The Digital Companion website for Our Beloved Kin includes visualizations and additional content developed by the author, including links to Maps (the full color maps created for each chapter), Documents (images of original manuscripts and other documents associated with each chapter) and/or Connections (maps and documents in historical and geographical context, contemporary images of places and other related media).


April 12

Introductions, review the reading list, and discuss the major themes of our readings.


  • Our Beloved Kin “Introduction: The Absence of Presence”
  • Our Beloved Kin “Prologue: Caskoak, the Place of Peace”

Recommended (videos):

  • We Still Live Here–Âs Nutayuneân, documentary about the revitalization of the Wampanoag language https://www.dailymotion.com/video/x3h1myn. As you read Our Beloved Kin, you’ll encounter many Wampanoag words. Does language matter in the stories we tell? Why?
  • Partnership of Historic Bostons lecture: Whose Name, Whose Place?
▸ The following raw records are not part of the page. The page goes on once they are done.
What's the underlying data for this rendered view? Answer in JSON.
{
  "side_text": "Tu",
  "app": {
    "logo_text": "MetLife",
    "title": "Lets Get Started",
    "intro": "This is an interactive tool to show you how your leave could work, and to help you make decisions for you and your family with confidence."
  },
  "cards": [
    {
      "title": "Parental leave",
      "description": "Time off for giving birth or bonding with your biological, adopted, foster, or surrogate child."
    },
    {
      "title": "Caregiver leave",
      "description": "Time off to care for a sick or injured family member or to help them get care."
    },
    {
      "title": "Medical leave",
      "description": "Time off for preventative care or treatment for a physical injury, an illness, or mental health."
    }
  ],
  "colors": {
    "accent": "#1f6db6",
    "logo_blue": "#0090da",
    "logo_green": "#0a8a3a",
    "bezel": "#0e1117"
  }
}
Native Placenames In Southern New England (September 2022) https://historicbostons.org/events/1


April 19

Our Beloved Kin–Part 1, The Education of Weetahmoo and James Printer: Exchange, Diplomacy, Dispossession


  • Chapter 1: Namumpum, “Our Beloved Kinswoman,” Saunkskwa of Pocasset: Bonds, Acts, Deeds
  • Chapter 2: The Harvard Indian College Scholars and the Algonquian Origins of American Literature
  • Interlude: Nashaway, Nipmuc Country, 1643–1674


April 26

Our Beloved Kin–Part 2, No Single Story: Multiple Views on the Emergence of War


  • Chapter 3: The Queen’s Right and the Quaker’s Relation
  • Chapter 4: Here Comes the Storm
  • Chapter 5: The Printer’s Revolt: A Narrative of the Captivity of James the Printer


May 3

Our Beloved Kin–Part 3, Colonial Containment and Networks of Kinship Expanding the Map of Captivity, Resistance, and Alliance


  • Chapter 6: The Roads Leading North: September 1675–January 1676
  • Interlude: “My Children Are Here and I Will Stay” Menimesit, January 1676
  • Chapter 7: The Captive’s Lament: Reinterpreting Rowlandson’s Narrative

Recommended (video):


May 10

Our Beloved Kin–Part 4, The Place of Peace and the Ends of War


  • Chapter 8: Unbinding the Ends of War
  • Chapter 9: The Northern Front, Beyond Replacement Narratives


May 17

At our last meeting, we will have an open discussion of Our Beloved Kin. We will also discuss how Our Beloved Kin inspires retelling Long Island’s colonial history from an Indigenous perspective.





This Series is Sponsored by a Humanities New York Reading and Discussion Grant.

This program is made possible with funds from NY State Parks, Suffolk County, Town of Huntington, and NYS Council on the Arts through Huntington Arts Council.